Gypsum in the Honey Ale recipe (calcium sulfate) is used to adjust the acidity of the brewing water, and matches the mineral profile to that of other brewing locations, in this case, perhaps Burton-on-Trent England, to allow more hop bitterness to assert itself.
These recipes reflect a standard procedure for beginning homebrewers: boiling a few gallon using malt extract, then "topping off" the final wort (unfermented beer) with pre-boiled water to get to a five-gallon batch.
I followed up with a few bloggers and beer experts for their opinion on the recipe. Ray Daniels, founder of the Chicago based Beer Cicerone certification program, has been running numbers, and Tweeted that both recipes would yield 7% alcohol by volume. Two of these might get anybody yelling at an empty chair. The pound of honey would offer more fermentables, but it contains some antibiotic properties against yeast and a few sugars that won't ferment out leaving a sweeter taste. Ray figured 27 International Bitterness Units for the Honey Ale, probably on the high end of a Blonde Ale (think maybe Finch's Golden Wing), enough to let the sweetness show through. The Honey Porter would have 33-35 IBUs for more balance.
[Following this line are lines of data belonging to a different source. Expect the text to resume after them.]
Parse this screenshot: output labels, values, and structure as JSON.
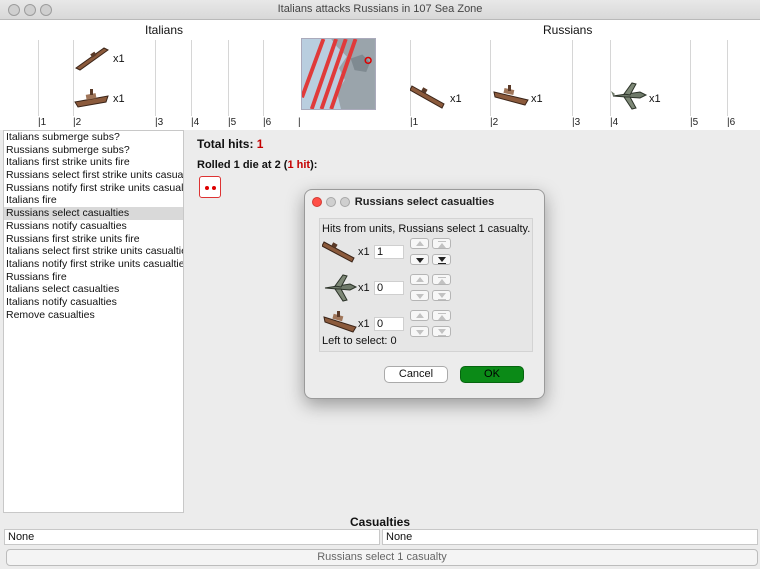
{
  "window": {
    "title": "Italians attacks Russians in 107 Sea Zone"
  },
  "board": {
    "attacker": "Italians",
    "defender": "Russians",
    "attacker_units": [
      {
        "icon": "submarine-icon",
        "count": "x1"
      },
      {
        "icon": "battleship-icon",
        "count": "x1"
      }
    ],
    "defender_units": [
      {
        "icon": "submarine-icon",
        "count": "x1"
      },
      {
        "icon": "battleship-icon",
        "count": "x1"
      },
      {
        "icon": "fighter-plane-icon",
        "count": "x1"
      }
    ],
    "attacker_ticks": [
      "1",
      "2",
      "3",
      "4",
      "5",
      "6"
    ],
    "defender_ticks": [
      "1",
      "2",
      "3",
      "4",
      "5",
      "6"
    ]
  },
  "steps": [
    "Italians submerge subs?",
    "Russians submerge subs?",
    "Italians first strike units fire",
    "Russians select first strike units casualties",
    "Russians notify first strike units casualties",
    "Italians fire",
    "Russians select casualties",
    "Russians notify casualties",
    "Russians first strike units fire",
    "Italians select first strike units casualties",
    "Italians notify first strike units casualties",
    "Russians fire",
    "Italians select casualties",
    "Italians notify casualties",
    "Remove casualties"
  ],
  "selected_step": "Russians select casualties",
  "dice": {
    "total_label": "Total hits:",
    "total_value": "1",
    "rolled_prefix": "Rolled 1 die at 2 (",
    "rolled_hits": "1 hit",
    "rolled_suffix": "):",
    "die_face": 2
  },
  "dialog": {
    "title": "Russians select casualties",
    "message": "Hits from units,  Russians select 1 casualty.",
    "rows": [
      {
        "icon": "submarine-icon",
        "count": "x1",
        "value": "1"
      },
      {
        "icon": "fighter-plane-icon",
        "count": "x1",
        "value": "0"
      },
      {
        "icon": "battleship-icon",
        "count": "x1",
        "value": "0"
      }
    ],
    "left_to_select": "Left to select: 0",
    "cancel_label": "Cancel",
    "ok_label": "OK"
  },
  "casualties": {
    "title": "Casualties",
    "attacker": "None",
    "defender": "None"
  },
  "status": "Russians select 1 casualty",
  "colors": {
    "ok_button": "#0b8a17",
    "hit_red": "#c40000"
  }
}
The bees in the White House Kitchen Garden would draw nectar from a variety of sources than those that make standard clover honey. One email to the Chicago Beer Society listserv suggested any honey cultivated in an urban area like Chicago would have a matching profile, which might have a slight effect on taste. The only other question might be, what about the original Honey Brown Ale from the 2011 Super Bowl party? Within a month, we should see some brewpubs offering their own "White House ReplicAles," and maybe a special category in homebrew competitions. Of course, a judge in that category would need a sample of the original to compare to, so Mr. President, please let me know when you'll be sending me those bottles.